If your words are not perfectly composed, do you want people to pin you to a wall for it?

When you’re speaking in public, do you want people to laugh if you stumble?

Probably not.

It makes it easy to know what others want when you look at things this way.

This is what it comes down to:

Humor is welcomed by most, understood by some, and disdained by few.

Hubris is disdained by most, understood by all, and welcomed by few.

Hiccups happen–figuratively in our writing, or literally, when we’re speaking. We’re not always going to be perfect. How you handle hiccups is what matters.

Go back to the humor, perhaps.

As you become more publicly known, you can still be yourself, but show the world the best version of yourself.

Want additional tips, thoughts and advice on wording? Check out these blog posts:

I’m Just a… And Other Undermining Statements to Avoid – Communication Tips from a Media Trainer

How to Avoid Using Jargon in Media Interviews and Communications – Tips from a Media Trainer

Authenticity and Your Message – a Note from a Media Trainer

Glossary of Media Interview Terms – from Los Angeles Media Trainer Lisa Elia

 

What is Influence and How Do You Increase It? Tips from a Media Trainer

What does it mean to have influence?

What is Influence? blog post from Los Angeles Media Trainer Lisa Elia

Influence is not controlling, nor is it pushy.

To have influence with others, you have usually earned it through your experience, integrity, knowledge and willingness to share your wisdom.

When you are influential, you communicate in a way that makes people want to listen to you. This comes through in your body language, your written communication and your speech.

You have influence because you have a sense of maturity about you, and this doesn’t mean you’re any certain age. You could be 20 and still have the maturity to lead others.

To influence others, you show others that you’re enjoying your life.
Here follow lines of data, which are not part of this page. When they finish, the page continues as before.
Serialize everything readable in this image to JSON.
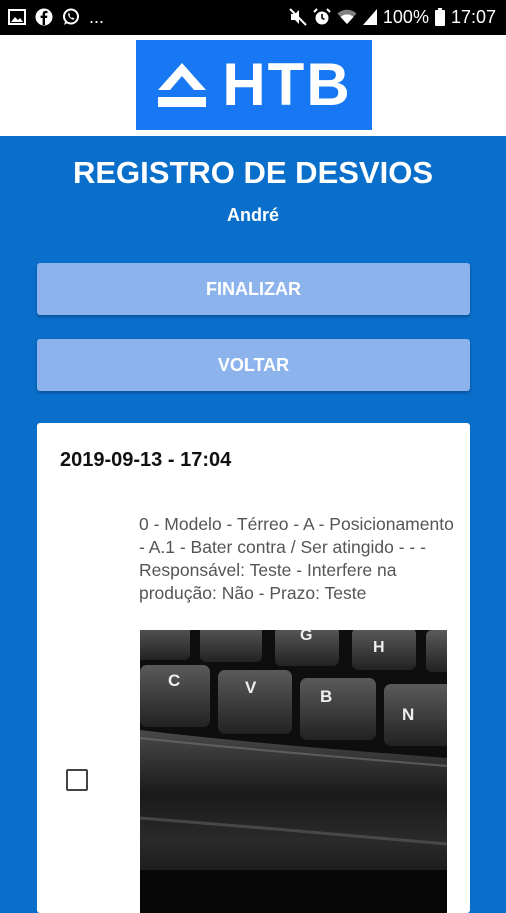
{
  "status_bar": {
    "left_icons": [
      "image-icon",
      "facebook-icon",
      "whatsapp-icon"
    ],
    "more": "...",
    "right_icons": [
      "mute-icon",
      "alarm-icon",
      "wifi-icon",
      "signal-icon"
    ],
    "battery": "100%",
    "time": "17:07"
  },
  "header": {
    "logo_text": "HTB"
  },
  "page": {
    "title": "REGISTRO DE DESVIOS",
    "user": "André"
  },
  "actions": {
    "finalize": "FINALIZAR",
    "back": "VOLTAR"
  },
  "record": {
    "datetime": "2019-09-13 - 17:04",
    "description": "0 - Modelo - Térreo - A - Posicionamento - A.1 - Bater contra / Ser atingido - - - Responsável: Teste - Interfere na produção: Não - Prazo: Teste",
    "photo_keys": [
      "G",
      "H",
      "C",
      "V",
      "B",
      "N"
    ],
    "checked": false
  },
  "colors": {
    "background": "#0a6ecb",
    "logo": "#1877f2",
    "button": "#8db3ec"
  }
}
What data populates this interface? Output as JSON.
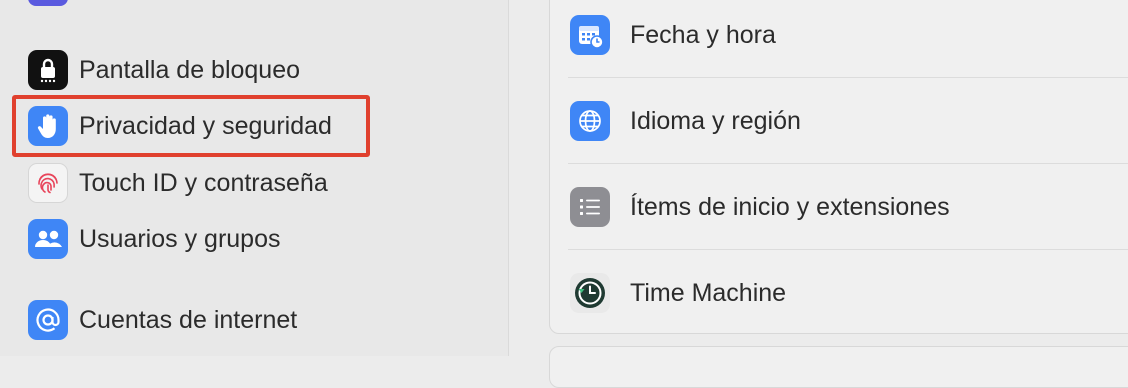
{
  "sidebar": {
    "items": [
      {
        "label": "Pantalla de bloqueo",
        "icon": "lock-icon"
      },
      {
        "label": "Privacidad y seguridad",
        "icon": "hand-icon"
      },
      {
        "label": "Touch ID y contraseña",
        "icon": "fingerprint-icon"
      },
      {
        "label": "Usuarios y grupos",
        "icon": "users-icon"
      },
      {
        "label": "Cuentas de internet",
        "icon": "at-icon"
      }
    ]
  },
  "main": {
    "rows": [
      {
        "label": "Fecha y hora",
        "icon": "calendar-clock-icon"
      },
      {
        "label": "Idioma y región",
        "icon": "globe-icon"
      },
      {
        "label": "Ítems de inicio y extensiones",
        "icon": "list-icon"
      },
      {
        "label": "Time Machine",
        "icon": "time-machine-icon"
      }
    ]
  },
  "colors": {
    "highlight": "#e0402e",
    "accent_blue": "#3b82f6"
  }
}
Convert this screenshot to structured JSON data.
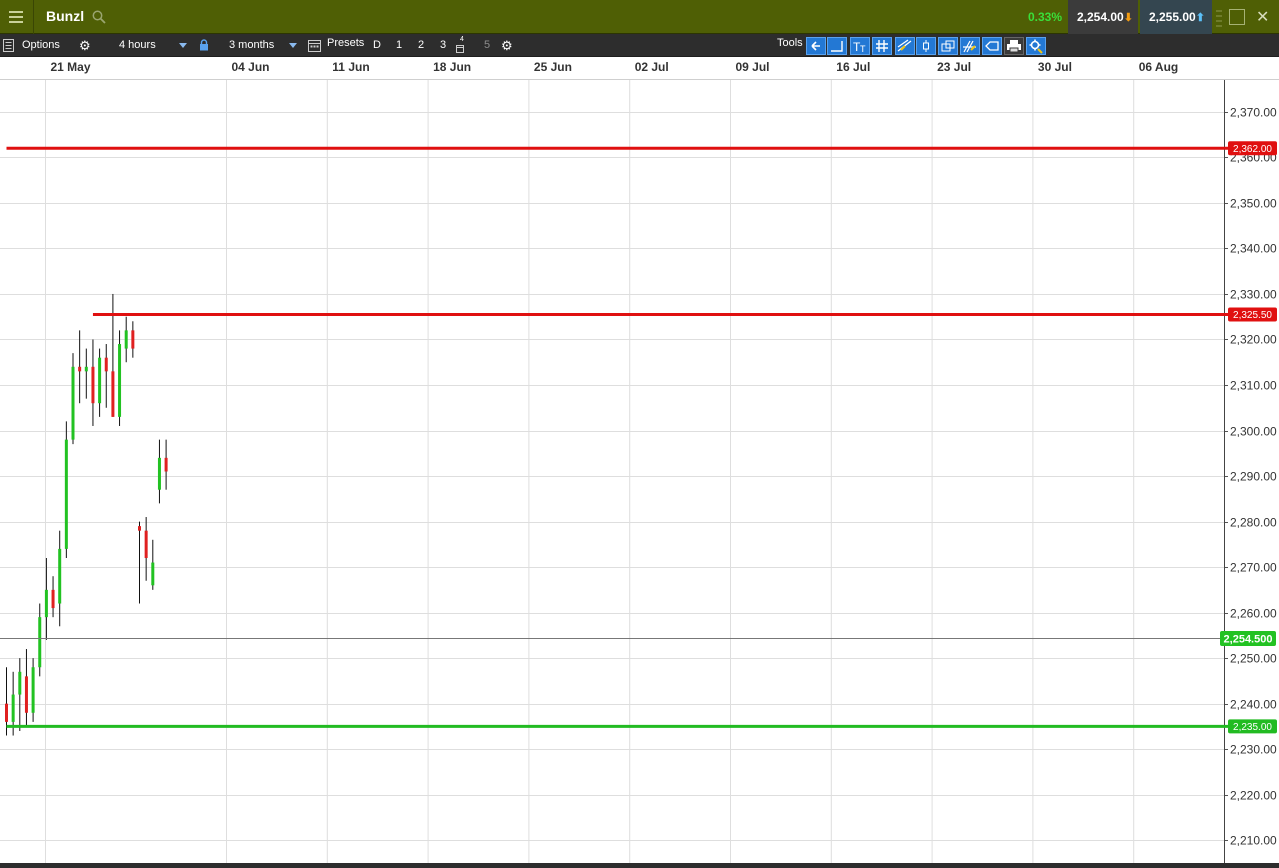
{
  "header": {
    "instrument": "Bunzl",
    "change_pct": "0.33%",
    "sell_price": "2,254.00",
    "buy_price": "2,255.00",
    "colors": {
      "bar": "#4f5f05",
      "change_positive": "#3adf3a"
    }
  },
  "toolbar": {
    "options_label": "Options",
    "interval_label": "4 hours",
    "range_label": "3 months",
    "presets_label": "Presets",
    "preset_buttons": [
      "D",
      "1",
      "2",
      "3",
      "4",
      "5"
    ],
    "tools_label": "Tools",
    "icons": [
      "options-list-icon",
      "gear-icon",
      "lock-icon",
      "calendar-icon",
      "back-arrow-icon",
      "curve-line-icon",
      "text-tool-icon",
      "grid-tool-icon",
      "trend-line-icon",
      "candle-icon",
      "layers-icon",
      "fibonacci-icon",
      "label-tag-icon",
      "print-icon",
      "settings-tool-icon"
    ]
  },
  "chart_data": {
    "type": "candlestick",
    "title": "",
    "x_ticks": [
      "21 May",
      "04 Jun",
      "11 Jun",
      "18 Jun",
      "25 Jun",
      "02 Jul",
      "09 Jul",
      "16 Jul",
      "23 Jul",
      "30 Jul",
      "06 Aug"
    ],
    "y_ticks": [
      "2,370.00",
      "2,360.00",
      "2,350.00",
      "2,340.00",
      "2,330.00",
      "2,320.00",
      "2,310.00",
      "2,300.00",
      "2,290.00",
      "2,280.00",
      "2,270.00",
      "2,260.00",
      "2,250.00",
      "2,240.00",
      "2,230.00",
      "2,220.00",
      "2,210.00"
    ],
    "ylim": [
      2205,
      2377
    ],
    "grid": true,
    "colors": {
      "up": "#22c222",
      "down": "#e02020",
      "resistance": "#e01010",
      "support": "#22bb22"
    },
    "levels": [
      {
        "value": 2362,
        "label": "2,362.00",
        "kind": "resistance",
        "start": 0
      },
      {
        "value": 2325.5,
        "label": "2,325.50",
        "kind": "resistance",
        "start": 13
      },
      {
        "value": 2235,
        "label": "2,235.00",
        "kind": "support",
        "start": 0
      }
    ],
    "current_price": {
      "value": 2254.5,
      "label": "2,254.500"
    },
    "candles": [
      [
        2240,
        2248,
        2233,
        2236
      ],
      [
        2236,
        2247,
        2233,
        2242
      ],
      [
        2242,
        2250,
        2234,
        2247
      ],
      [
        2246,
        2252,
        2235,
        2238
      ],
      [
        2238,
        2250,
        2236,
        2248
      ],
      [
        2248,
        2262,
        2246,
        2259
      ],
      [
        2259,
        2272,
        2254,
        2265
      ],
      [
        2265,
        2268,
        2259,
        2261
      ],
      [
        2262,
        2278,
        2257,
        2274
      ],
      [
        2274,
        2302,
        2272,
        2298
      ],
      [
        2298,
        2317,
        2297,
        2314
      ],
      [
        2314,
        2322,
        2306,
        2313
      ],
      [
        2313,
        2318,
        2307,
        2314
      ],
      [
        2314,
        2320,
        2301,
        2306
      ],
      [
        2306,
        2318,
        2303,
        2316
      ],
      [
        2316,
        2319,
        2305,
        2313
      ],
      [
        2313,
        2330,
        2303,
        2303
      ],
      [
        2303,
        2322,
        2301,
        2319
      ],
      [
        2318,
        2325,
        2315,
        2322
      ],
      [
        2322,
        2324,
        2316,
        2318
      ],
      [
        2279,
        2280,
        2262,
        2278
      ],
      [
        2278,
        2281,
        2267,
        2272
      ],
      [
        2266,
        2276,
        2265,
        2271
      ],
      [
        2287,
        2298,
        2284,
        2294
      ],
      [
        2294,
        2298,
        2287,
        2291
      ]
    ]
  }
}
People want what you’re having.

You have the ability to get things done, and this is why people listen to you.

You are focused and on a mission to create the life you want and to help others create the lives they want.

You know that to make great changes, you want to reach more people with your message and your creations.

My challenge to you is this: list 3 things you can do over the next 3 days to increase your influence.

Here are some ideas:

1. Share more tips and/or inspirational thoughts on social media.

2. Look for new groups to join on social media and join the conversation.

3. Think of 5 new important messages you want to share.

4. Add a press room and/or speaking room to your website.

5. Offer to speak at a gathering where people need your information or would want to learn about your product.

6. Look at HARO leads and submit yourself to be considered for media interviews with some of the journalists and TV and radio producers who have posted queries.

7. Create some videos in which you share tips or product information and post them on several video distribution sites, your social media networks and your website.

Please feel free to share what you intend to do, or come back in a few days and share what you’ve done, to have greater influence.

For more tips on how to increase influence by sharing your message, creating an online press room and more, read these blog posts:

Authenticity and Your Message – a Note from a Media Trainer

https://expertmediatraining.com/authenticity-message-from-media-trainer

Media Training Tips on The Language of Your Brand in Media Interviews

https://expertmediatraining.com/brand-language-media-training-tips

How to Create an Online Press Room That the Media Will Love, from a Los Angeles Media Trainer

https://expertmediatraining.com/online-press-room-tips-from-media-trainer/

Social Media Tips to Create Relationships with the Press

https://expertmediatraining.com/social-media-tips-from-media-trainer/

If you know that it’s time to grow your influence in the world, and you want to learn about our services, visit https://expertmediatraining.com/services-media-training-and-presentation-training/.

 

Pin It on Pinterest